[Exercise] Please count the lines in the records below that include the word "Price" and report only the total.

[Entries shown]
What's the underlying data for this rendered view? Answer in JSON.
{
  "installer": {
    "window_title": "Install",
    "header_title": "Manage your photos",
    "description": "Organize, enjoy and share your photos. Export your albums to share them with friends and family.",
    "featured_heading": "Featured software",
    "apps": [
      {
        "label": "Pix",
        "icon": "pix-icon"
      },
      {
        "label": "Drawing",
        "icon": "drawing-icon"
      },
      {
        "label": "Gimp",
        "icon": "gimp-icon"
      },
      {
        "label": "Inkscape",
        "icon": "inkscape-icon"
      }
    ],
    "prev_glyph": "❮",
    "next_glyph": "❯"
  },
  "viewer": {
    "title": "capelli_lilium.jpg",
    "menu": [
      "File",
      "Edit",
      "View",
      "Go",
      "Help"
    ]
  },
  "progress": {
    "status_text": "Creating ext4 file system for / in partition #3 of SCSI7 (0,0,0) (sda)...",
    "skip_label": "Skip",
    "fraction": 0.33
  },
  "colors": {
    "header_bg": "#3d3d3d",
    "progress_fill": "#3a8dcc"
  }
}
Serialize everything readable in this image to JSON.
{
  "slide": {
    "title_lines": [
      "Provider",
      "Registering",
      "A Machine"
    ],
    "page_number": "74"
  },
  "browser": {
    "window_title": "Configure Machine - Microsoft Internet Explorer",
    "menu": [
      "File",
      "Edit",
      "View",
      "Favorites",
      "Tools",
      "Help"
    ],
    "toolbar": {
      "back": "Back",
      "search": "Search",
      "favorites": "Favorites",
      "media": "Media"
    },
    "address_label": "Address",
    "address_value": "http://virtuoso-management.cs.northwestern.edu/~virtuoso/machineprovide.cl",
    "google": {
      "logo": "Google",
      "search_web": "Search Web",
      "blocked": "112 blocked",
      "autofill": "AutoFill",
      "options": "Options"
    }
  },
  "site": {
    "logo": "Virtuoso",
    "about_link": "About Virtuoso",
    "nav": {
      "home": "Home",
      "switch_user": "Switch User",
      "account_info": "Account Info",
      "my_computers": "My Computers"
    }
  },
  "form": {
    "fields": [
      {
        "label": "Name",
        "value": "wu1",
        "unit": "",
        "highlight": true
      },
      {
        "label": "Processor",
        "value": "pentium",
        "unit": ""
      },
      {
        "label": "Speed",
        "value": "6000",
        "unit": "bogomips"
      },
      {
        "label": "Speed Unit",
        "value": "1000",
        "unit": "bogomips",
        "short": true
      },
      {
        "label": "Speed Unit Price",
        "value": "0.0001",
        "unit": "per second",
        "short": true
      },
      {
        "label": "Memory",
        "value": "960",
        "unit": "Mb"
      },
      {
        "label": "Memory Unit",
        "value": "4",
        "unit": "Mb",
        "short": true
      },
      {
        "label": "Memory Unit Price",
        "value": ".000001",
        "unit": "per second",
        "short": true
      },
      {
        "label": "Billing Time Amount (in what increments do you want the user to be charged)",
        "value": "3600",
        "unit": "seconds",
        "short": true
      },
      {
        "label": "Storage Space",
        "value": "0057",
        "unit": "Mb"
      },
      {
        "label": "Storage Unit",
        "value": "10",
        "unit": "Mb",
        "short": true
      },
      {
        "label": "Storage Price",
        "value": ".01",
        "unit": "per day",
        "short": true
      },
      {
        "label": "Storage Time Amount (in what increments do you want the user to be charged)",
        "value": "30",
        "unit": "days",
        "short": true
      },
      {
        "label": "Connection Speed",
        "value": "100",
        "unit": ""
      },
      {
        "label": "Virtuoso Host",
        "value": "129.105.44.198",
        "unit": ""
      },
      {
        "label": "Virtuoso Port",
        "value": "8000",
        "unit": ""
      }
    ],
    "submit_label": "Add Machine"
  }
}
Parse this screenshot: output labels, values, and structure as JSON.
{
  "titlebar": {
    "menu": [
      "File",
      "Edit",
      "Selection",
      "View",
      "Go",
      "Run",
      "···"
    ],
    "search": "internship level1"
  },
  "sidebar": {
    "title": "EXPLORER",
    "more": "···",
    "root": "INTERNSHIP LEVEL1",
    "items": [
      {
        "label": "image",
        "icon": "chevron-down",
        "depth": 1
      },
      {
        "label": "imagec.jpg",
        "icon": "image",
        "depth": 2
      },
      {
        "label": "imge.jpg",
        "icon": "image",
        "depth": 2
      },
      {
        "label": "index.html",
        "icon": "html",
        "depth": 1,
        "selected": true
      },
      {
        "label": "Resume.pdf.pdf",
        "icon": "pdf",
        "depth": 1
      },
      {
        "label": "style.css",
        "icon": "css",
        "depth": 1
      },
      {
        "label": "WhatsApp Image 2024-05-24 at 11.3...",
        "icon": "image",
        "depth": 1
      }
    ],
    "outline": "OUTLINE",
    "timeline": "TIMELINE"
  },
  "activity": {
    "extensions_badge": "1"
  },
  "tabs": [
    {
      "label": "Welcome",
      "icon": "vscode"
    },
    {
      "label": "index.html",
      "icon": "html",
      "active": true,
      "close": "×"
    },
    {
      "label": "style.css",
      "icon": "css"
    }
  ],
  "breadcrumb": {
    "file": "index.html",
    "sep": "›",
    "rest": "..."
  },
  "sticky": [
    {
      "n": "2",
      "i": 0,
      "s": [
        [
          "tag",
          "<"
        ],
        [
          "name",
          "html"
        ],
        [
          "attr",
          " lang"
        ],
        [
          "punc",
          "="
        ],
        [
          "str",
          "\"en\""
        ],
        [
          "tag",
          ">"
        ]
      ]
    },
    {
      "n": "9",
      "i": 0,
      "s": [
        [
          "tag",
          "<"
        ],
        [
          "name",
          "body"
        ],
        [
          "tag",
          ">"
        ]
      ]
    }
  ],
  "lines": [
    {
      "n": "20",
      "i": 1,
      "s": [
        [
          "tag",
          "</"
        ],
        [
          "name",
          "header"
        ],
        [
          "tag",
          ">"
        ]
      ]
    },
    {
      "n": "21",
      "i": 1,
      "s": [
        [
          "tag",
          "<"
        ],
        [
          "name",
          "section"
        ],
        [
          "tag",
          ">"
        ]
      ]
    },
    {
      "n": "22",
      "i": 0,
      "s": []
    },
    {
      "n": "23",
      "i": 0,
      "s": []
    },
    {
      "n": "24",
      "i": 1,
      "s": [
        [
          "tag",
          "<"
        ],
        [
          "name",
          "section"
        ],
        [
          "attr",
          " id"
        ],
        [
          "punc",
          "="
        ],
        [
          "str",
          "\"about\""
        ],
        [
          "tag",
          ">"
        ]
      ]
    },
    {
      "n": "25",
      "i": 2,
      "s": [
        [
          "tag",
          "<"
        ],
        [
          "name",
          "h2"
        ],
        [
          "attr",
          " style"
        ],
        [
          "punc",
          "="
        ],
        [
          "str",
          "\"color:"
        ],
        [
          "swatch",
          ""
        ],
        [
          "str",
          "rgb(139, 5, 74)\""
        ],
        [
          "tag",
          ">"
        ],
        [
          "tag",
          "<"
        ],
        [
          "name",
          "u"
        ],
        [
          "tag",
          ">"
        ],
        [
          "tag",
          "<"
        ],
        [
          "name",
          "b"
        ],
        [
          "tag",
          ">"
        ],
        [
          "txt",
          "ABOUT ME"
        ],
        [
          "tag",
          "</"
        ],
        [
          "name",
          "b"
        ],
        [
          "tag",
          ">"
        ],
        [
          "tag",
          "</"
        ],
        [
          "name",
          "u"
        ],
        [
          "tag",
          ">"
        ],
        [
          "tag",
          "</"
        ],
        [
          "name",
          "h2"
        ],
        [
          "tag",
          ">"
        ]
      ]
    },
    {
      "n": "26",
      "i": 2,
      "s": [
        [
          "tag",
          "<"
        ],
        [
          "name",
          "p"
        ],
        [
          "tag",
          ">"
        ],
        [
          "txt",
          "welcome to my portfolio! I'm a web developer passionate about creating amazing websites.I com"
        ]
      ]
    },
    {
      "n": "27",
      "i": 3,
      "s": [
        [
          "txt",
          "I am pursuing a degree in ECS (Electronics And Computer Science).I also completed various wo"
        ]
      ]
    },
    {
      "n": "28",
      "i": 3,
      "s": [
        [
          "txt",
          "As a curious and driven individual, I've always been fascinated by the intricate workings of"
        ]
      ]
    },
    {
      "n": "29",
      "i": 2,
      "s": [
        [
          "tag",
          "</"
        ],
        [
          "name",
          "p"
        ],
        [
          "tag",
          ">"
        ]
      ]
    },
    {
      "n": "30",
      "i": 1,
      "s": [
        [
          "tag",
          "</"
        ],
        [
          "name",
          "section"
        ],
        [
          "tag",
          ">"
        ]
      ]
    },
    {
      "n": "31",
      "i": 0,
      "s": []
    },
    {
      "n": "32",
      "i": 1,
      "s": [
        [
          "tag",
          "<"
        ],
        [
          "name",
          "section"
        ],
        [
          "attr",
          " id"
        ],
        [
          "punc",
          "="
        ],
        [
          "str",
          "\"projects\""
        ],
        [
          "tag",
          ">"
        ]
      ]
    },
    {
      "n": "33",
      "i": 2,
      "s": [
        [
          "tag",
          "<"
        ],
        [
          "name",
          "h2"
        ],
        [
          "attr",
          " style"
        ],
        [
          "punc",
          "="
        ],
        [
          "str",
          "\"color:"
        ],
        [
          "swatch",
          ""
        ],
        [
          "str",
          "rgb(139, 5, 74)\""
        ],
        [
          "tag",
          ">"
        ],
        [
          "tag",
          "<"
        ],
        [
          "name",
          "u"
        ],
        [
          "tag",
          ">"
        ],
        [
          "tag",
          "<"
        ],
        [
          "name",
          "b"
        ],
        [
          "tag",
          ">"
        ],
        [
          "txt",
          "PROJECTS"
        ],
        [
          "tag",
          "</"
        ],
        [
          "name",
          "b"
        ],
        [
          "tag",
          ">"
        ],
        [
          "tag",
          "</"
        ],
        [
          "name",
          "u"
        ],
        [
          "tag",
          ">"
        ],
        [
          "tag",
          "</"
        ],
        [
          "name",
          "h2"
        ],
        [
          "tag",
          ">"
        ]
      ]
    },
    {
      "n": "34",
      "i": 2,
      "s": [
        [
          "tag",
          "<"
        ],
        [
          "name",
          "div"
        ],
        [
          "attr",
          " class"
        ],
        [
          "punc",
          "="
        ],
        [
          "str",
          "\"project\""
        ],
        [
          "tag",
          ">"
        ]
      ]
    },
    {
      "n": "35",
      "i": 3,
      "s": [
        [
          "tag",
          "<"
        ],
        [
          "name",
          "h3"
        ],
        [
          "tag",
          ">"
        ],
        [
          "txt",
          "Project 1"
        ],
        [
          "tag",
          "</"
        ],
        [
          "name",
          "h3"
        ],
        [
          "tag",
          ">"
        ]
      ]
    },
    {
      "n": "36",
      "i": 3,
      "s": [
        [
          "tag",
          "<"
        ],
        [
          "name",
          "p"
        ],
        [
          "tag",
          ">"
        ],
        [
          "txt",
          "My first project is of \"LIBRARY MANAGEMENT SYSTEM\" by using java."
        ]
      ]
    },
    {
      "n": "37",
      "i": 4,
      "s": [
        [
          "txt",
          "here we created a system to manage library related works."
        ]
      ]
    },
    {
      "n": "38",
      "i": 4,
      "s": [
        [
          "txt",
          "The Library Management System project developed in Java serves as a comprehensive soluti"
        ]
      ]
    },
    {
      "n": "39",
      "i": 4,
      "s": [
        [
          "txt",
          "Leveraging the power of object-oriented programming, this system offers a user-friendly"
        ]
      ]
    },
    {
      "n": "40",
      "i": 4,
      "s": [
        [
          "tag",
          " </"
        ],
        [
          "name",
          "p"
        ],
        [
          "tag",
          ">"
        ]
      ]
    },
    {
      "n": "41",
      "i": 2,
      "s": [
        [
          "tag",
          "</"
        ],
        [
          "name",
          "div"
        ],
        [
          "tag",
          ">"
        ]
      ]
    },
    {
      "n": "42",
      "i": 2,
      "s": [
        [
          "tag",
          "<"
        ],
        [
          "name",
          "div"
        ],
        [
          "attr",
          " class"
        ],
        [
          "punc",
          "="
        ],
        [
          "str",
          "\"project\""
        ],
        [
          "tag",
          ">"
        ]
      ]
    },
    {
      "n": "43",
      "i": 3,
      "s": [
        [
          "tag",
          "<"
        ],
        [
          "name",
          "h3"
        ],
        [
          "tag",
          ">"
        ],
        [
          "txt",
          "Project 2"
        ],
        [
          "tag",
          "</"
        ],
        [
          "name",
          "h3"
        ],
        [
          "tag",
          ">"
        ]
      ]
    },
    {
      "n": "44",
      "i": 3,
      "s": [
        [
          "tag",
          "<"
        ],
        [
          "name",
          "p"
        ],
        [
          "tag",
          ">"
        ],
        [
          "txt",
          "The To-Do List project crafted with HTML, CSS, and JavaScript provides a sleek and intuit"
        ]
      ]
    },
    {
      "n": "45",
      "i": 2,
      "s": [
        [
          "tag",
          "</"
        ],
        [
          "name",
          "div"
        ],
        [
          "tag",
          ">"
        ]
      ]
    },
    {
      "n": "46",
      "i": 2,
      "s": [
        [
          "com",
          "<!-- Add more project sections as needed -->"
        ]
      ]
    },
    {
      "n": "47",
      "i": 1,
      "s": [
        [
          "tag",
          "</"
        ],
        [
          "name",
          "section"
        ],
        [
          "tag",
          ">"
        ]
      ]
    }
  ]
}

[Answer to the exercise] 3